- “What type of mindset” should you have in trying to figure out what to do with your life?” One answer is what St. Paul said to the Corinthians, “we have the mind of Christ” (1 Cor. 2:16). So put it on! You can have the mind of Christ if you feed it with prayer and Sacred Scripture which can aid you in what career path to take. By the way, remember to take the Bible with you to college… and read it.
- What interests you? We all have interests in doing things (playing sports, dabbling in art, caring for people, etc…). What draws you? What do you enjoy doing? Do you have a genuine joy in your heart for being in airplanes, for example, and therefore possibly have an interest in flying one someday? Is there anything that interests you to read or research that would make you want to follow up and apply it in some way?

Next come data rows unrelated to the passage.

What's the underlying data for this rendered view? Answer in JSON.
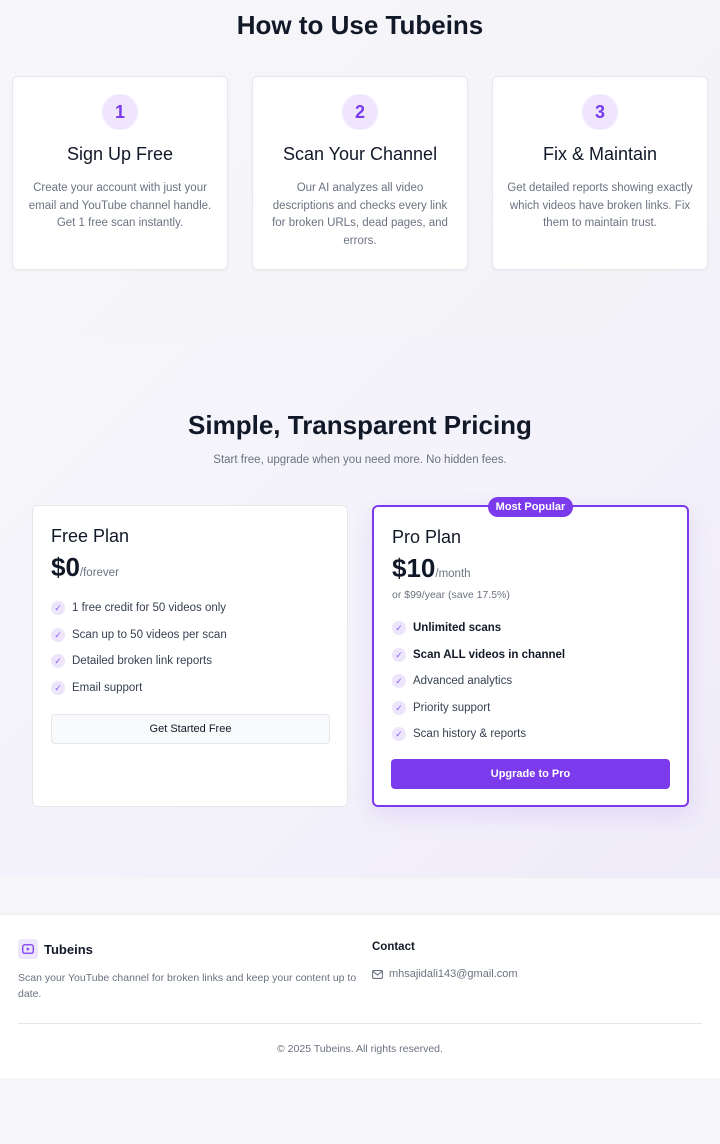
{
  "how_it_works": {
    "title": "How to Use Tubeins",
    "steps": [
      {
        "number": "1",
        "title": "Sign Up Free",
        "text": "Create your account with just your email and YouTube channel handle. Get 1 free scan instantly."
      },
      {
        "number": "2",
        "title": "Scan Your Channel",
        "text": "Our AI analyzes all video descriptions and checks every link for broken URLs, dead pages, and errors."
      },
      {
        "number": "3",
        "title": "Fix & Maintain",
        "text": "Get detailed reports showing exactly which videos have broken links. Fix them to maintain trust."
      }
    ]
  },
  "pricing": {
    "title": "Simple, Transparent Pricing",
    "subtitle": "Start free, upgrade when you need more. No hidden fees.",
    "free_plan": {
      "name": "Free Plan",
      "price": "$0",
      "period": "/forever",
      "features": [
        "1 free credit for 50 videos only",
        "Scan up to 50 videos per scan",
        "Detailed broken link reports",
        "Email support"
      ],
      "cta": "Get Started Free"
    },
    "pro_plan": {
      "badge": "Most Popular",
      "name": "Pro Plan",
      "price": "$10",
      "period": "/month",
      "yearly_note": "or $99/year (save 17.5%)",
      "features": [
        "Unlimited scans",
        "Scan ALL videos in channel",
        "Advanced analytics",
        "Priority support",
        "Scan history & reports"
      ],
      "bold_features": [
        0,
        1
      ],
      "cta": "Upgrade to Pro"
    },
    "check_glyph": "✓"
  },
  "footer": {
    "brand": "Tubeins",
    "brand_icon": "youtube-play-icon",
    "description": "Scan your YouTube channel for broken links and keep your content up to date.",
    "contact_heading": "Contact",
    "email_icon": "mail-icon",
    "email": "mhsajidali143@gmail.com",
    "copyright": "© 2025 Tubeins. All rights reserved."
  },
  "colors": {
    "accent": "#7c3aed",
    "accent_light": "#ede5fc",
    "text_primary": "#111827",
    "text_muted": "#6b7280"
  }
}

Narrow and evaluate your interests.
- What talent(s) do you have? While God blesses us with potential and abilities, He also blesses us with multiple talents. Some talents like doing well in school or working on cars may come natural. If we don’t already know our talent(s), sometimes God challenges us to discover them. We can’t discover our talent and work to develop it unless we first try and risk failure, that is with calculated risk. But we learn from our failures and mistakes as well as our sins. Maybe you are thinking about becoming a teacher. You may feel you are blessed with good people skills. You’re smart and organized. You enjoy being in the company of younger kids, and think you would like to teach elementary school. You may want to ask a teacher questions, or if you are accepted in a teaching program at school, pursue an internship to see if it’s something you like and could see yourself doing for many years to come. You may also want to read the “Parable of the Talents” in the Bible (Mt. 25:14-30, Lk. 19:12-27).
- What is God calling you to do with your life? This is the most important question and yet the most difficult to answer. God wants you and me to do something great with our lives that brings us peace, joy, and happiness. But we know it’s not that way all the time. It also involves the cross, which we are called to embrace like Jesus, knowing that the cross of suffering and pain helps us grow and learn. The cross may be your future boss, an annoying co-worker some day, moving away from the comfort zone of your family and friends, or an assignment given to you that seems to be an impossibly large task to do in unfair amount of time. The cross also helps to strengthen and mature us in the spiritual life. But when we start to ask and pray to God what he wants us to do with our lives, since he has a better plan than we do, we know we are on the right path looking to fulfill his plan; to do his will rather than ours (Mt. 26:39, Lk. 22:42).
- Are there any helpful “spiritual tools” to help you discern a career path? One helpful tool that can be used to evaluate your interests, talents, and discern what God is calling you to do with your life is to use of the cardinal virtue of prudence (The other three cardinal virtues are temperance, justice, and fortitude). Prudence is the virtue that disposes practical reason to discern our true good in every circumstance and to choose the right means of achieving it… The prudent man (or woman) determines and directs his conduct in accordance with this judgment…” (Catechism 1806).
Pray to the Holy Spirit to become more prudent in your decisions that God may bless you with good judgment to choose the college, the career, and even the spouse He desires for you as well as the grace to know and do his will. Despite having different career paths, we pray that we may all take the paths that lead us to the same destination of heaven. Amen.
In Pursuit of The Path That God Has Planned for All of Us,